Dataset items

━━━━

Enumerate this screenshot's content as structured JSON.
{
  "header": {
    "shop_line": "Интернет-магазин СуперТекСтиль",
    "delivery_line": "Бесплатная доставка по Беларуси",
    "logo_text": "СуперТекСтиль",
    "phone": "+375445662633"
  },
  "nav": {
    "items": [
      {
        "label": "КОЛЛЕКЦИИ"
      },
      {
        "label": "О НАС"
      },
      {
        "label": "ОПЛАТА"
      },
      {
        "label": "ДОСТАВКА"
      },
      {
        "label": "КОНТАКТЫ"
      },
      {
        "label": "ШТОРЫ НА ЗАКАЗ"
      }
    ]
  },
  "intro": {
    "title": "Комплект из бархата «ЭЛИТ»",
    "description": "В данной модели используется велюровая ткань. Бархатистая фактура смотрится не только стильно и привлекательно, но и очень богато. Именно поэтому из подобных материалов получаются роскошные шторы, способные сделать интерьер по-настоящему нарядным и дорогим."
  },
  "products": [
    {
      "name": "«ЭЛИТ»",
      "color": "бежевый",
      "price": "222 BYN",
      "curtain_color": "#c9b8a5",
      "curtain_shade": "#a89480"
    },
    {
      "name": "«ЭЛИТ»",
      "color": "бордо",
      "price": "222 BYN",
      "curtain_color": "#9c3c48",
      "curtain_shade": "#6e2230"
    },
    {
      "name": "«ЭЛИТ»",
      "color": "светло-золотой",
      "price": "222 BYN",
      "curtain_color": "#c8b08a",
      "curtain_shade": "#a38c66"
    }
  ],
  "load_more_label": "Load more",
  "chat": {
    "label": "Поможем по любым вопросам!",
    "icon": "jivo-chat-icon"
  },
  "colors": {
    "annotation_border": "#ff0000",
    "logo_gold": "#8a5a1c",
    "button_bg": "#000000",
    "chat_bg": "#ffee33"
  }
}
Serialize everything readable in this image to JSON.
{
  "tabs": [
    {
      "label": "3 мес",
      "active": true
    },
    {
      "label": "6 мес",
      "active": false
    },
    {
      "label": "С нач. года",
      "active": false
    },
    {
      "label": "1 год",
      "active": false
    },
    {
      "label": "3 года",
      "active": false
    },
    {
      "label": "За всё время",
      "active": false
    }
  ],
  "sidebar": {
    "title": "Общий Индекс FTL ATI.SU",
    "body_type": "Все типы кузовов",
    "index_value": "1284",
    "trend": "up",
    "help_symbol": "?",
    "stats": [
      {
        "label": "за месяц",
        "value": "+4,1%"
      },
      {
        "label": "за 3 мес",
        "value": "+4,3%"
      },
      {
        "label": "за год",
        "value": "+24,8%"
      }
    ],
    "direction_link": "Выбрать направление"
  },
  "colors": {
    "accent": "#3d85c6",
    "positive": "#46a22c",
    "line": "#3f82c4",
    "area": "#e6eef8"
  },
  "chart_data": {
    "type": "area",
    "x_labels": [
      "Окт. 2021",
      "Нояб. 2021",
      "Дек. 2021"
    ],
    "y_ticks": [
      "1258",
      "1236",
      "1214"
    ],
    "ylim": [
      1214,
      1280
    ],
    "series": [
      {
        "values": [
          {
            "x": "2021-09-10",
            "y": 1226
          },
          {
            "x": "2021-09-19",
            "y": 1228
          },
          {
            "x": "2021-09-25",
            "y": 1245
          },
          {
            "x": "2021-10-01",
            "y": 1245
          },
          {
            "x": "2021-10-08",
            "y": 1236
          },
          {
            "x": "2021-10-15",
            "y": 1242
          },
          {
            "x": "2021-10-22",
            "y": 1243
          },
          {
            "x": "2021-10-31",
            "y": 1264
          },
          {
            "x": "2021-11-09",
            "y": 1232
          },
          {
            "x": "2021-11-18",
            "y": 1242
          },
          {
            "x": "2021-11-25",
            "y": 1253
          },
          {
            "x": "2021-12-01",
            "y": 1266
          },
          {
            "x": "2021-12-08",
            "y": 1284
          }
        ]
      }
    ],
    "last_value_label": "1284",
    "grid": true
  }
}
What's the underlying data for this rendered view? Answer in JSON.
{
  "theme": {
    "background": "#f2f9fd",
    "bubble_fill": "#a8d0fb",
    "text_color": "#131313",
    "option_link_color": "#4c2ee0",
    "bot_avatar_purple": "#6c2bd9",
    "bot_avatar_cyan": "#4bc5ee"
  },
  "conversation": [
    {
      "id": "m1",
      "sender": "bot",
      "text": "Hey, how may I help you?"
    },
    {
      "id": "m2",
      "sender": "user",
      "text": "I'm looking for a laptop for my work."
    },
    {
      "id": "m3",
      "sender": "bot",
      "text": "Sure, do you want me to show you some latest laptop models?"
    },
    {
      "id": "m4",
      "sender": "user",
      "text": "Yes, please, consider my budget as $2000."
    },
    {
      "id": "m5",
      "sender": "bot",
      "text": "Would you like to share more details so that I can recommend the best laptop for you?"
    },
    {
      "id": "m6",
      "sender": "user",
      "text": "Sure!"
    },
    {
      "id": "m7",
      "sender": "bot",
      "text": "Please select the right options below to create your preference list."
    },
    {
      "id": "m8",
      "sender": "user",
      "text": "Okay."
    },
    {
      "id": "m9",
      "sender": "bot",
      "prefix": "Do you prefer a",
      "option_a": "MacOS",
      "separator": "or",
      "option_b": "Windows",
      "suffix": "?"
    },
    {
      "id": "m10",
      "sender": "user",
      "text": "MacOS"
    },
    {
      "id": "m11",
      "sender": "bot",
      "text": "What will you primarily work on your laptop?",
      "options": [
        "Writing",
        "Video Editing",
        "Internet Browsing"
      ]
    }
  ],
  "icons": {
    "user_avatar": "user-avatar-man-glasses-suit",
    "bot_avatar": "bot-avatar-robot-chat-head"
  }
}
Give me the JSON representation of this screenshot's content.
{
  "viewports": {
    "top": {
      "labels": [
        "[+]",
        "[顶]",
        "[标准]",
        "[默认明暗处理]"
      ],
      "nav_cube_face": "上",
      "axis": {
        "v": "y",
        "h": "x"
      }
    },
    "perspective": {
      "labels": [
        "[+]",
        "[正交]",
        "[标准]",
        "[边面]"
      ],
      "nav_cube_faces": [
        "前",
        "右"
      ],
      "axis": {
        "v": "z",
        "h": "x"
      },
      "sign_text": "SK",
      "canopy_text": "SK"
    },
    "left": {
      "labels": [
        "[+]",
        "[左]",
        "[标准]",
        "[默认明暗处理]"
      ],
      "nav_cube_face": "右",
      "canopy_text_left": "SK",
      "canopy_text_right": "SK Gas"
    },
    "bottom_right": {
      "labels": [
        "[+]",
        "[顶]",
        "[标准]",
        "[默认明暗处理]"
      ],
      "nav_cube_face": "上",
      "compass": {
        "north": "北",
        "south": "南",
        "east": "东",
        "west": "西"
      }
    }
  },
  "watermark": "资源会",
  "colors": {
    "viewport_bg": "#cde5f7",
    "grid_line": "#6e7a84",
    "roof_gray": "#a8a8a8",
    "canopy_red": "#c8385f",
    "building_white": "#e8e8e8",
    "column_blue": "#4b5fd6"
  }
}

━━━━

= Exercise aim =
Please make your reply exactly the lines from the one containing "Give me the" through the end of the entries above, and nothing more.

= Response area =
Give me the JSON representation of this screenshot's content.
{
  "viewports": {
    "top": {
      "labels": [
        "[+]",
        "[顶]",
        "[标准]",
        "[默认明暗处理]"
      ],
      "nav_cube_face": "上",
      "axis": {
        "v": "y",
        "h": "x"
      }
    },
    "perspective": {
      "labels": [
        "[+]",
        "[正交]",
        "[标准]",
        "[边面]"
      ],
      "nav_cube_faces": [
        "前",
        "右"
      ],
      "axis": {
        "v": "z",
        "h": "x"
      },
      "sign_text": "SK",
      "canopy_text": "SK"
    },
    "left": {
      "labels": [
        "[+]",
        "[左]",
        "[标准]",
        "[默认明暗处理]"
      ],
      "nav_cube_face": "右",
      "canopy_text_left": "SK",
      "canopy_text_right": "SK Gas"
    },
    "bottom_right": {
      "labels": [
        "[+]",
        "[顶]",
        "[标准]",
        "[默认明暗处理]"
      ],
      "nav_cube_face": "上",
      "compass": {
        "north": "北",
        "south": "南",
        "east": "东",
        "west": "西"
      }
    }
  },
  "watermark": "资源会",
  "colors": {
    "viewport_bg": "#cde5f7",
    "grid_line": "#6e7a84",
    "roof_gray": "#a8a8a8",
    "canopy_red": "#c8385f",
    "building_white": "#e8e8e8",
    "column_blue": "#4b5fd6"
  }
}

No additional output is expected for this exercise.